Use RAW.

How does each color translate into a shade of gray? If you shoot RAW, you can make that decision yourself. Working with a RAW file and a photo editor like Adobe Camera Raw or Lightroom allows you to choose just how light or dark each color becomes in the final monochrome. Shooting in RAW is actually simpler than it sounds — inside your camera menu, change the file type from JPEG to RAW, just make sure you have a photo editor compatible with RAW files (most of them are). Then, when you open the RAW file, you’ll see the option to adjust each color individually (in Lightroom, that’s in the HSL panel).

Learn to “see” in black and white.

Shooting better black and whites starts before the image is even shot, however. Knowing how each color will convert helps you decide what would make a great black and white shot as you compose the shot.
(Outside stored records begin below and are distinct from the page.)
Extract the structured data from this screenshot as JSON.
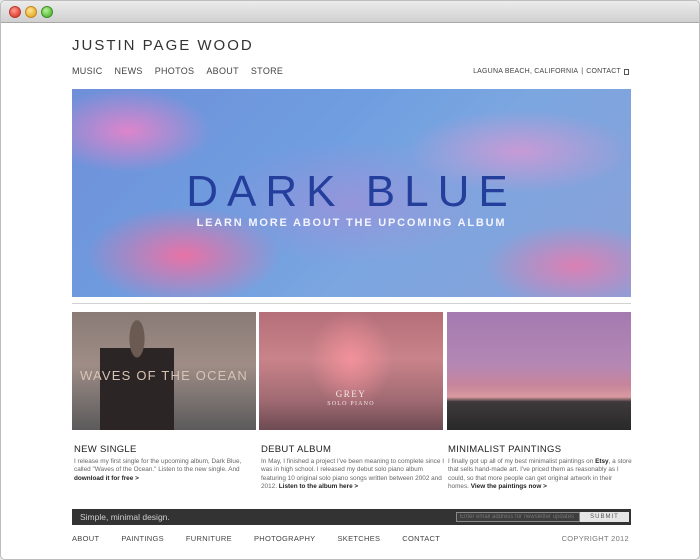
{
  "site": {
    "title": "JUSTIN PAGE WOOD",
    "nav": [
      "MUSIC",
      "NEWS",
      "PHOTOS",
      "ABOUT",
      "STORE"
    ],
    "location": "LAGUNA BEACH, CALIFORNIA",
    "separator": "|",
    "contact": "CONTACT"
  },
  "hero": {
    "title": "DARK BLUE",
    "subtitle": "LEARN MORE ABOUT THE UPCOMING ALBUM"
  },
  "thumbs": {
    "t1_label": "WAVES OF THE OCEAN",
    "t2_label1": "GREY",
    "t2_label2": "SOLO PIANO"
  },
  "columns": [
    {
      "heading": "NEW SINGLE",
      "text": "I release my first single for the upcoming album, Dark Blue, called \"Waves of the Ocean.\" Listen to the new single. And",
      "link": "download it for free >"
    },
    {
      "heading": "DEBUT ALBUM",
      "text": "In May, I finished a project I've been meaning to complete since I was in high school. I released my debut solo piano album featuring 10 original solo piano songs written between 2002 and 2012.",
      "link": "Listen to the album here >"
    },
    {
      "heading": "MINIMALIST PAINTINGS",
      "text_before": "I finally got up all of my best minimalist paintings on",
      "etsy": "Etsy",
      "text_after": ", a store that sells hand-made art. I've priced them as reasonably as I could, so that more people can get original artwork in their homes.",
      "link": "View the paintings now >"
    }
  ],
  "newsletter": {
    "tagline": "Simple, minimal design.",
    "placeholder": "Enter email address for newsletter updates",
    "submit": "SUBMIT"
  },
  "footer": {
    "nav": [
      "ABOUT",
      "PAINTINGS",
      "FURNITURE",
      "PHOTOGRAPHY",
      "SKETCHES",
      "CONTACT"
    ],
    "copyright": "COPYRIGHT 2012"
  }
}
That takes experience — but there is a trick for beginners to get a jump start. While shooting in RAW, switch your camera’s color profile to black and white. Since the file type is a RAW, you’ll still capture all the color data so you can do the conversion yourself for more fine-tuning (or if you change your mind and want the shot in color). But, by switching the color profile, the shots you see on the back of the LCD screen will be in black and white. Seeing the shot in monochrome right away helps you develop that eye for good black and white.

Look for contrast.

What makes a great black and white shot? Often, the answer is in contrast. While there are some lighter black and white conversions, often, a good black and white has both a true black and a true white, instead of being all shades of gray. When you are out shooting, look for scenes with a lot of contrast to help the shot stand out in black and white. Backlighting, for example, often looks great in monochrome.

Embrace filters.

Black and white film photographers use filters to adjust how each color converts. Now, that color conversion is done digitally — but that doesn’t mean filters are obsolete. Using a polarizing filter when outdoors will help add contrast to the shot. Graduated neutral density filters to darken the sky and full graduated filters for long exposures also works well with black and white shots.

Think shapes, patterns and texture.

When you convert to black and white, you are removing one of the interesting elements of an image: color. But when you remove color, other elements tend to stand out — like shapes, patterns and texture. As you are composing your black and white, look for shapes, patterns or texture to emphasize with the lack of color.

Color may be new when compared to black and white, but there’s still a few tricks to getting better black and whites. Take these black and white photography tips to master monochrome — and head out with your camera to practice.